-- Instructions to follow --
Your reply must be the number of lines in the entries that hold the word "will", and nothing else.

-- Information provided --

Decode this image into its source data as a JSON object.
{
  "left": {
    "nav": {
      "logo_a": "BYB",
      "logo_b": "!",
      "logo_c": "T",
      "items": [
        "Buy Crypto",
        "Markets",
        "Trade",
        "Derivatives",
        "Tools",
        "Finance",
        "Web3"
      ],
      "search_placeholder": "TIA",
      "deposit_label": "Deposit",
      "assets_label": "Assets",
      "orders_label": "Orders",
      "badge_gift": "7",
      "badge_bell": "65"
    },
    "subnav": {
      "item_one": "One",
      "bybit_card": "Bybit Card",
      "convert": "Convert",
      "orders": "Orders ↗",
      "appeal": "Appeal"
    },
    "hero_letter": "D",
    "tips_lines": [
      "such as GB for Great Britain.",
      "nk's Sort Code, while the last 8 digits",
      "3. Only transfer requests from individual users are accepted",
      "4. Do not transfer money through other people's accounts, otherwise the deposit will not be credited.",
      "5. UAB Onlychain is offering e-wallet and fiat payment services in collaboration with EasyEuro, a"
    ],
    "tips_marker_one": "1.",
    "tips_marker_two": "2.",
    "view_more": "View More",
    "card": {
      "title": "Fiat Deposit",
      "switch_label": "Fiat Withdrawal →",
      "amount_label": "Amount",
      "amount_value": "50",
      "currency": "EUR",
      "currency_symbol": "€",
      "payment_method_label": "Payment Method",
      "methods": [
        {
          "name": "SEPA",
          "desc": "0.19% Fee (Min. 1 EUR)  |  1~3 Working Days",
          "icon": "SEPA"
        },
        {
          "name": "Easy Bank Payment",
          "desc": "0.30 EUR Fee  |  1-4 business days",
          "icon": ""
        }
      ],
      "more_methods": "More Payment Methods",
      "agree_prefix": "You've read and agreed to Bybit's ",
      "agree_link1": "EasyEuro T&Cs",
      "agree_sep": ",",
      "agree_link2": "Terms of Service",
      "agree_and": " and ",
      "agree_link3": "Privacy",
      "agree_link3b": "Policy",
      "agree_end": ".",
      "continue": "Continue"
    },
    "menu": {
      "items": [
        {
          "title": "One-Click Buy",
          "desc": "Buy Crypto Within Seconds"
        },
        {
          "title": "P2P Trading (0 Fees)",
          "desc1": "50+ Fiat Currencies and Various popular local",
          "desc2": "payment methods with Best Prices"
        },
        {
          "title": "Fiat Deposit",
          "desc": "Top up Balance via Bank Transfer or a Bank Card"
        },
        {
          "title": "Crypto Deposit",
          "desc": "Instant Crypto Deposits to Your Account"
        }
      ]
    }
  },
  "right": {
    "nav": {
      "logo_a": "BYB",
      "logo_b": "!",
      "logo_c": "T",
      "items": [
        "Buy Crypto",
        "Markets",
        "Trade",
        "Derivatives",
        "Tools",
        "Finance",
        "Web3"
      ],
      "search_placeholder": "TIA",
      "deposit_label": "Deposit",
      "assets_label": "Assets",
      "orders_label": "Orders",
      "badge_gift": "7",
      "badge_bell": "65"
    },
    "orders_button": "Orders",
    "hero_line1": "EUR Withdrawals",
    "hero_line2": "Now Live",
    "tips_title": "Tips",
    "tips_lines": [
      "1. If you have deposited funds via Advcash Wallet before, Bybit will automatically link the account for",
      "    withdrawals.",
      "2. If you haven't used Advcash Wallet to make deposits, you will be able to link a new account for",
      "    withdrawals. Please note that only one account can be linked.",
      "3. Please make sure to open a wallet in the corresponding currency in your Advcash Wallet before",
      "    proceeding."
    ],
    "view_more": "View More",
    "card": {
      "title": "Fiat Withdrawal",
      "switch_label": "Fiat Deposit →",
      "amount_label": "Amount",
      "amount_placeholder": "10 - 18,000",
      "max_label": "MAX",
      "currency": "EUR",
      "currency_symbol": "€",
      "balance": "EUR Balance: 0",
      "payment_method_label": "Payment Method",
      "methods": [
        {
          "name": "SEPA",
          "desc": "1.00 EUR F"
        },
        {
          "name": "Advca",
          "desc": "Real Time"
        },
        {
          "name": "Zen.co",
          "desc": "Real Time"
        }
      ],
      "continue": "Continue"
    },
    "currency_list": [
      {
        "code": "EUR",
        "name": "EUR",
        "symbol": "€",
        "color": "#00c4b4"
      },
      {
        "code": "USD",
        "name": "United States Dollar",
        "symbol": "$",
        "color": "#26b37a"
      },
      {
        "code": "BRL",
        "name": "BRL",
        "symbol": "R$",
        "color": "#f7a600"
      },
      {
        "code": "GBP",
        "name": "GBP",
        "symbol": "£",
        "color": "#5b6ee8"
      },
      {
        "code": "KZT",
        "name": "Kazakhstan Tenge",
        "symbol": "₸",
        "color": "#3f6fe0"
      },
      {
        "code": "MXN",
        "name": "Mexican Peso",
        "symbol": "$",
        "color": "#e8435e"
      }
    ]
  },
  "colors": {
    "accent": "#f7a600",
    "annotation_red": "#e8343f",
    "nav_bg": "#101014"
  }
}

-- Exercise output --
3